> _Source information_
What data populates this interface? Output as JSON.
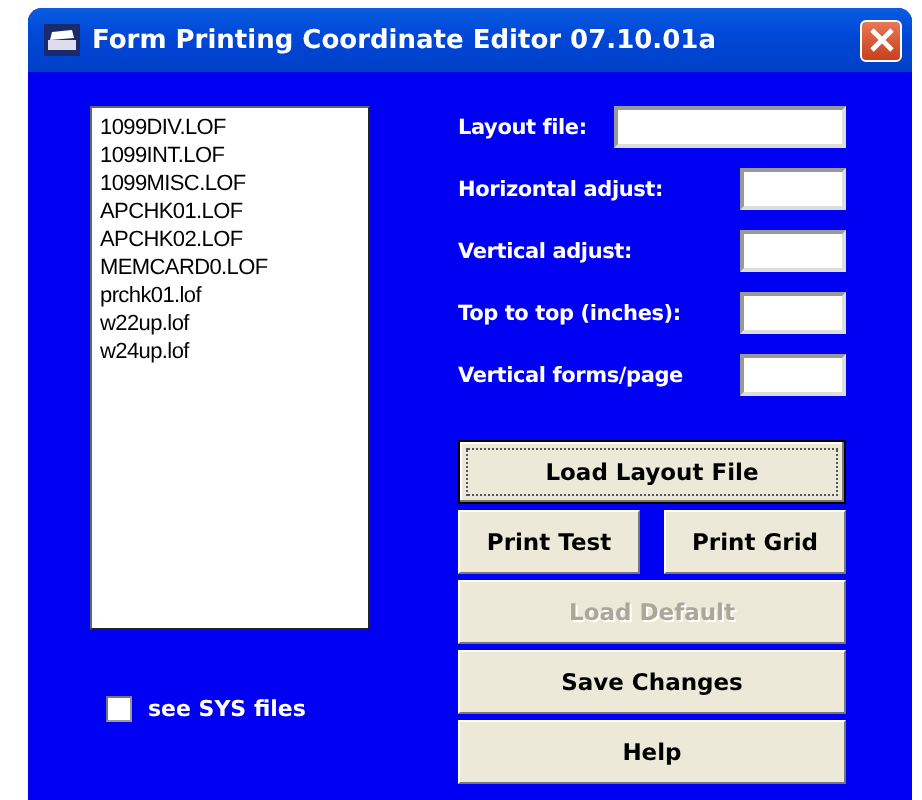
{
  "window": {
    "title": "Form Printing Coordinate Editor 07.10.01a"
  },
  "files": [
    "1099DIV.LOF",
    "1099INT.LOF",
    "1099MISC.LOF",
    "APCHK01.LOF",
    "APCHK02.LOF",
    "MEMCARD0.LOF",
    "prchk01.lof",
    "w22up.lof",
    "w24up.lof"
  ],
  "see_sys_files": {
    "label": "see SYS files",
    "checked": false
  },
  "fields": [
    {
      "label": "Layout file:",
      "kind": "wide"
    },
    {
      "label": "Horizontal adjust:",
      "kind": "short"
    },
    {
      "label": "Vertical adjust:",
      "kind": "short"
    },
    {
      "label": "Top to top (inches):",
      "kind": "short"
    },
    {
      "label": "Vertical forms/page",
      "kind": "short"
    }
  ],
  "button_rows": [
    [
      {
        "label": "Load Layout File",
        "disabled": false,
        "focused": true
      }
    ],
    [
      {
        "label": "Print Test",
        "disabled": false,
        "focused": false
      },
      {
        "label": "Print Grid",
        "disabled": false,
        "focused": false
      }
    ],
    [
      {
        "label": "Load Default",
        "disabled": true,
        "focused": false
      }
    ],
    [
      {
        "label": "Save Changes",
        "disabled": false,
        "focused": false
      }
    ],
    [
      {
        "label": "Help",
        "disabled": false,
        "focused": false
      }
    ]
  ]
}
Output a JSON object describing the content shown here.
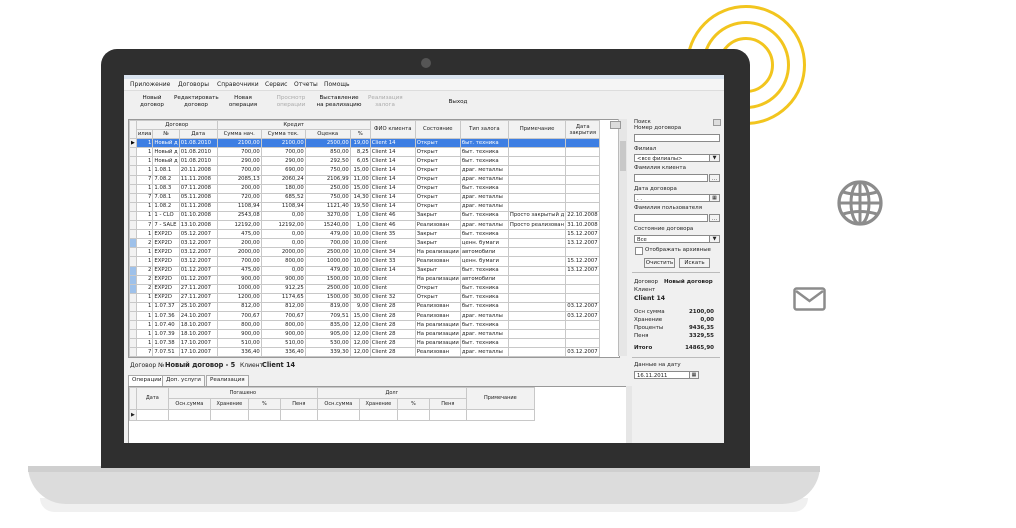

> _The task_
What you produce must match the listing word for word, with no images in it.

> _Output for this exercise_
What data populates this interface? Output as JSON.
{
  "window": {
    "title": "Form Printing Coordinate Editor 07.10.01a"
  },
  "files": [
    "1099DIV.LOF",
    "1099INT.LOF",
    "1099MISC.LOF",
    "APCHK01.LOF",
    "APCHK02.LOF",
    "MEMCARD0.LOF",
    "prchk01.lof",
    "w22up.lof",
    "w24up.lof"
  ],
  "see_sys_files": {
    "label": "see SYS files",
    "checked": false
  },
  "fields": [
    {
      "label": "Layout file:",
      "kind": "wide"
    },
    {
      "label": "Horizontal adjust:",
      "kind": "short"
    },
    {
      "label": "Vertical adjust:",
      "kind": "short"
    },
    {
      "label": "Top to top (inches):",
      "kind": "short"
    },
    {
      "label": "Vertical forms/page",
      "kind": "short"
    }
  ],
  "button_rows": [
    [
      {
        "label": "Load Layout File",
        "disabled": false,
        "focused": true
      }
    ],
    [
      {
        "label": "Print Test",
        "disabled": false,
        "focused": false
      },
      {
        "label": "Print Grid",
        "disabled": false,
        "focused": false
      }
    ],
    [
      {
        "label": "Load Default",
        "disabled": true,
        "focused": false
      }
    ],
    [
      {
        "label": "Save Changes",
        "disabled": false,
        "focused": false
      }
    ],
    [
      {
        "label": "Help",
        "disabled": false,
        "focused": false
      }
    ]
  ]
}
Output a JSON object describing the content shown here.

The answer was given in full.